doing all along,'' Mr. Kennedy said. ''It is just a small piece for us, and I
would not characterize it as a financial windfall.''

The attention has had a value, Mr. Kennedy conceded. ''We're a network that
tries to provide a public service, and we enjoy it when people find our

Audible says much of its other material has reached the top of the iTunes
charts, including an audio version of the short story that was the basis of
''Brokeback Mountain.'' Likewise, free C-Span downloads, including testimony
before the 9/11 Commission, have been immensely popular; but the Colbert
routine is the first material from C-Span to reach the pay-to-download charts.

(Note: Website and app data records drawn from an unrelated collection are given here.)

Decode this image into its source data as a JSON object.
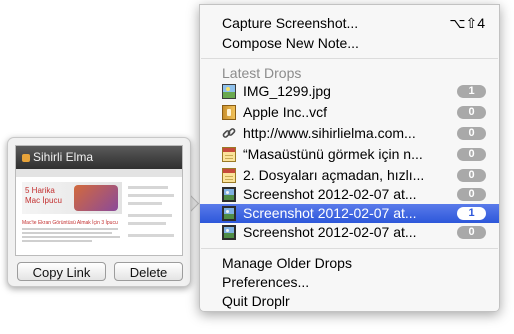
{
  "menu": {
    "capture": {
      "label": "Capture Screenshot...",
      "shortcut": "⌥⇧4"
    },
    "compose": {
      "label": "Compose New Note..."
    },
    "latest_drops_header": "Latest Drops",
    "drops": [
      {
        "name": "IMG_1299.jpg",
        "count": "1",
        "icon": "image-file-icon",
        "selected": false
      },
      {
        "name": "Apple Inc..vcf",
        "count": "0",
        "icon": "vcard-file-icon",
        "selected": false
      },
      {
        "name": "http://www.sihirlielma.com...",
        "count": "0",
        "icon": "link-icon",
        "selected": false
      },
      {
        "name": "“Masaüstünü görmek için n...",
        "count": "0",
        "icon": "note-icon",
        "selected": false
      },
      {
        "name": "2. Dosyaları açmadan, hızlı...",
        "count": "0",
        "icon": "note-icon",
        "selected": false
      },
      {
        "name": "Screenshot 2012-02-07 at...",
        "count": "0",
        "icon": "screenshot-icon",
        "selected": false
      },
      {
        "name": "Screenshot 2012-02-07 at...",
        "count": "1",
        "icon": "screenshot-icon",
        "selected": true
      },
      {
        "name": "Screenshot 2012-02-07 at...",
        "count": "0",
        "icon": "screenshot-icon",
        "selected": false
      }
    ],
    "manage_older": "Manage Older Drops",
    "preferences": "Preferences...",
    "quit": "Quit Droplr"
  },
  "preview": {
    "site_title": "Sihirli Elma",
    "ad_title": "5 Harika Mac İpucu",
    "post_title": "Mac'te Ekran Görüntüsü Almak İçin 3 İpucu",
    "copy_link_label": "Copy Link",
    "delete_label": "Delete"
  },
  "colors": {
    "selection": "#2d57da",
    "badge": "#a9a9a9",
    "header_text": "#8c8c8c"
  }
}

Donald R. Katz, the chief executive of Audible, said it was not such a
because Mr. Colbert's speech was in essence ''a comedy routine,'' and in this
case, ''you had to not be there to get it -- the people in the room were not
willing to join in the merriment.''

Mr. Colbert's speech has also become a cause célèbre among many commentators,
writing online and off, who charged that the mainstream press ignored his
performance because it was so mocking of the president and of the Washington

Last week, the public editor of The New York Times, Byron Calame,
writing on his
Web journal about the paper's lack of initial reporting on Mr.
Colbert's speech,
printed a statement from Richard Stevenson, a deputy bureau chief for
The Times
in Washington.

Mr. Calame said he agreed with Mr. Stevenson that there should have been ''a
separate story that anticipated the reaction the routine generated and
explained its political significance, rather than waiting to capture it after
the fact.''
Robert Paul
Reed College

------------------------------------------------------------------ To change your Lit-Ideas settings (subscribe/unsub, vacation on/off, digest on/off), visit www.andreas.com/faq-lit-ideas.html

Other related posts: